Men Recovering Together Through Male-Only Sober Living

By The Fix staff 10/23/17

“We’re very focused on making sure clients are taken care of and get what they need."

A living room with TV on wall
Westwind Recovery Residences offer male exclusive sober living communities in addition to their female-only housing.

Although completing treatment is a huge step for any recovering alcoholic or addict, the transition back to real life is just as important. Depending on the program, residential care can provide clients with a lot of structure and supervision to ensure they don’t make mistakes and that they stick to their principles. When left to their own devices, however, newly sober individuals can often find ways to sabotage their recovery. For these reasons (and others), it may be helpful to consider sober living.

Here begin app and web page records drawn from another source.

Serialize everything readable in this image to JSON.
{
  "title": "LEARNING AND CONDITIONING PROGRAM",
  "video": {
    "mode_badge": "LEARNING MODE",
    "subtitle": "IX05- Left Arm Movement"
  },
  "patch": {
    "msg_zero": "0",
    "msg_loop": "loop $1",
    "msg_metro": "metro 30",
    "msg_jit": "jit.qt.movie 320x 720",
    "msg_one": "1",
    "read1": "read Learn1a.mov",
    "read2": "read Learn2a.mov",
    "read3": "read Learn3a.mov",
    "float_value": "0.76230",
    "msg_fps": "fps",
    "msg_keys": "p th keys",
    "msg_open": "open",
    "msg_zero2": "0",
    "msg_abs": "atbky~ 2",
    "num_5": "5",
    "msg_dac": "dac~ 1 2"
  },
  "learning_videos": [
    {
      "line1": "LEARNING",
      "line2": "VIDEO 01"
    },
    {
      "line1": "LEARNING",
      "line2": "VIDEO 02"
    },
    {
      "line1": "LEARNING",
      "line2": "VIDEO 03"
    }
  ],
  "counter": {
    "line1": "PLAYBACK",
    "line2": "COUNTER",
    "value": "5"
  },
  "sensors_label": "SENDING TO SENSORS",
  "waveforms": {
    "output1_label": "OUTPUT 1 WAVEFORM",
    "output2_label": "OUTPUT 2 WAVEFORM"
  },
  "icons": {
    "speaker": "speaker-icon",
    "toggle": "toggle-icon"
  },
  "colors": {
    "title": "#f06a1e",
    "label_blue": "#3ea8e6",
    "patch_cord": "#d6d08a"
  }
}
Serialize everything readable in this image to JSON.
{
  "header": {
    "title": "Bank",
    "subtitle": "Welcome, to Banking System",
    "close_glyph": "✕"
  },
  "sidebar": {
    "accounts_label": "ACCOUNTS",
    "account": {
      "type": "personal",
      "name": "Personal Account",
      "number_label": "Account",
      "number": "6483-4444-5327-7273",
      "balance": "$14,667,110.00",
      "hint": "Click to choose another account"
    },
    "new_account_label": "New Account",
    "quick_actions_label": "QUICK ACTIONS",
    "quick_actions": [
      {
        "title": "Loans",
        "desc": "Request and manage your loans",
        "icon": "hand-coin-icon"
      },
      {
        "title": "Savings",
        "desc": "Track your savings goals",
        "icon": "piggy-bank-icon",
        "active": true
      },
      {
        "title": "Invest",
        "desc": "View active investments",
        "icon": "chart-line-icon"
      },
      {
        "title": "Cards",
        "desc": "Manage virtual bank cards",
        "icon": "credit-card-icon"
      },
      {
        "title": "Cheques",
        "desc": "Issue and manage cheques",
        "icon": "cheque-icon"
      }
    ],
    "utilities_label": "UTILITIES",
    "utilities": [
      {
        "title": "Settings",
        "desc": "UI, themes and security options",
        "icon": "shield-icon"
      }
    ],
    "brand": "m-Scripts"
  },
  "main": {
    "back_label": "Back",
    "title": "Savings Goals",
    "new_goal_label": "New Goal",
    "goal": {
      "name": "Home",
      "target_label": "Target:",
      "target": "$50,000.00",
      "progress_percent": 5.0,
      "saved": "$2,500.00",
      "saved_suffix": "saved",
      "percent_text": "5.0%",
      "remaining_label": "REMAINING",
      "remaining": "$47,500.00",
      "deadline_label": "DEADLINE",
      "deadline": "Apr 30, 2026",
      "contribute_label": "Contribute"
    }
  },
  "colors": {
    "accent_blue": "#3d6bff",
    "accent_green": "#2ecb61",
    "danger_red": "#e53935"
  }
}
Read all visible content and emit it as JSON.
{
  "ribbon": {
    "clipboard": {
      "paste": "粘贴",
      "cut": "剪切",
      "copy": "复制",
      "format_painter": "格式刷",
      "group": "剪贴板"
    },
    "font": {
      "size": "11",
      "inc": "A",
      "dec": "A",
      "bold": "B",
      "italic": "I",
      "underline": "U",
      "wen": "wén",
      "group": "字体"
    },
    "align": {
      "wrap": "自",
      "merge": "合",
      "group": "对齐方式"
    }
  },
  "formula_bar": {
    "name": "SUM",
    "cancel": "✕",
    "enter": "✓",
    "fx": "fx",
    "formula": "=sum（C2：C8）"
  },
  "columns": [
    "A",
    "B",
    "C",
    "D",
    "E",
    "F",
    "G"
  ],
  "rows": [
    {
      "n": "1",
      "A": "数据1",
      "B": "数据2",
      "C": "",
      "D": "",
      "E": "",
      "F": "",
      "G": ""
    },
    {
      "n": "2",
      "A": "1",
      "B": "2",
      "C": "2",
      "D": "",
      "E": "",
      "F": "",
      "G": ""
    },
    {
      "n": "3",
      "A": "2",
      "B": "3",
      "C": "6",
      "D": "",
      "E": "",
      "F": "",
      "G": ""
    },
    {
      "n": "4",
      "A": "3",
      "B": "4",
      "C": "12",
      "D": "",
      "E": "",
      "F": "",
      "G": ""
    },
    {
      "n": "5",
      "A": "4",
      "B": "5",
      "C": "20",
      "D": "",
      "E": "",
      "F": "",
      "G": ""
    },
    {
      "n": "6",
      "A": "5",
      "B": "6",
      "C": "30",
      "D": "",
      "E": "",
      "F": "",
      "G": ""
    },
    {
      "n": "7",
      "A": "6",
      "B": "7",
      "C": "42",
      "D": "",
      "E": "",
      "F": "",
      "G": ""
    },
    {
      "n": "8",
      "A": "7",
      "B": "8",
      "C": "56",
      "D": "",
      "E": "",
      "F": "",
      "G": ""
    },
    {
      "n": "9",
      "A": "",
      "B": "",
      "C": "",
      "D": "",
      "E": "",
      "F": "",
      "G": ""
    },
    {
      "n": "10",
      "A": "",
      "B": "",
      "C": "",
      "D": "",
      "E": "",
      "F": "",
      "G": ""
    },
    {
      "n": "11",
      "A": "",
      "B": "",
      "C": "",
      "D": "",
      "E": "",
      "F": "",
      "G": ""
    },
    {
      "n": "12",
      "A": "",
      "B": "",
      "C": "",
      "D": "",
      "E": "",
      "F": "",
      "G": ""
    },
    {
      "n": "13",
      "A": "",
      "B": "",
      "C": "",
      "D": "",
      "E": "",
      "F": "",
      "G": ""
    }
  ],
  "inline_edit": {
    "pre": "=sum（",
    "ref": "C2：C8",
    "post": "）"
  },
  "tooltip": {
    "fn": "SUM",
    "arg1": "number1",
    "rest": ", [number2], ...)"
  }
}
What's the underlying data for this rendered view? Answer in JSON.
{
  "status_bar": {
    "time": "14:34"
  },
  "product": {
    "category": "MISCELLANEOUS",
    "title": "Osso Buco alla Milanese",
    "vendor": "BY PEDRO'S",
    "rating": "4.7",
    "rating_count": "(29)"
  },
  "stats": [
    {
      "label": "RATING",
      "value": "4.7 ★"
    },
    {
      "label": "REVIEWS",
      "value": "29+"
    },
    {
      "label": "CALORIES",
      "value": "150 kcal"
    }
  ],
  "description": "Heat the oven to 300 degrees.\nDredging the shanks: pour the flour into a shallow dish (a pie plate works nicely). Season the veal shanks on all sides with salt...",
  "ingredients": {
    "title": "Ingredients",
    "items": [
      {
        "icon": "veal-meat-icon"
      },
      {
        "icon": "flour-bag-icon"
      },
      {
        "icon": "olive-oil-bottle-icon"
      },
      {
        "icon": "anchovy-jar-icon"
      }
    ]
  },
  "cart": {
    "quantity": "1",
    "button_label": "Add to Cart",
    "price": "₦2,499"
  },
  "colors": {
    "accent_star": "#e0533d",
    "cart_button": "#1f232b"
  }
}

Fortunately, Westwind Recovery Residences, based out of Los Angeles, California, has a huge network of upscale sober housing options with the client’s best interests at heart.

Justin Wells, Justin White and Zachary Ament, three sober friends who made a reality out of their dream to create safe environments for addicts in early recovery, founded Westwind Recovery. Although their organization started out of a modest house in Hancock Park, it has since spread throughout the city with 14 homes for all types of clients. In addition to its female-specific housing, Westwind Recovery Residences’ Laurel Canyon and Normandie homes are designated exclusively for men.

“We’re very focused on making sure clients are taken care of and get what they need,” says Scotty Sanders, the organization’s Director of Operations. “We treat them as individuals and as people here to get a service.” To that end, the Lauren Canyon and Normandie houses provide structured living with a relaxed vibe, complete with younger house managers to oversee day-to-day life. Though each house has its own distinctive flavor, they all feature luxury amenities including queen and full-size beds, high-speed WiFi, modern kitchens, comfortable outdoor spaces and overall villa-style accommodations.

Despite the comfort and flexibility that their facilities offer, Wells says that Westwind Recovery Residences is also concerned with making sure the men at Laurel Canyon and Normandie stay on track in recovery. “People were having a hard time transitioning from full-on treatment to sober living,” he says. “Westwind is more on the structured side.” In that regard, all residents can expect to stay relatively busy. “We require that [clients are] doing something,” Wells says. “IOP, looking for work, working or going to school. We don’t force them to do 12-step but we strongly encourage it.”

Another key part of Westwind’s approach is ensuring that their residents also have an active social life and a good time throughout the program. To that end, the curriculum supports plenty of sober fun as well. “We have some big parties, a big Christmas party, a big Halloween party,” Wells says. Clients are also free to visit Westwind’s other houses as well—there’s also a big summer pool party to consider attending.

Through it all, Wells, White, Arment and Sanders say they couldn’t have anticipated the positive response they’ve received over time. “The vision was to have a sober living to help some people,” Sanders says. “It was not originally something that’s blown up to be as amazing as it has.” Still, Westwind Recovery Residences’ success is due in large part to the male residents who come seeking gender-specific recovery. For their part, the staff at Westwind intends on holding up their side of the bargain. “It’s up to us to make sure their needs are met to the best of our ability.”


Do you want to learn more about Westwind Recovery Residences? Reach Westwind Recovery Residences by phone at (800) 223-5750 or by email. Find Westwind Recovery Residences on Facebook, Twitter, Google+ and Instagram.

Please read our comment policy. - The Fix

The Fix staff consists of the editor-in-chief and publisher, a senior editor, an associate editor, an editorial coordinator, and several contributing editors and writers. Articles in Professional Voices, Ask an Expert, and similar sections are written by doctors, psychologists, clinicians, professors and other experts from universities, hospitals, government agencies and elsewhere. For contact and other info, please visit our About Us page.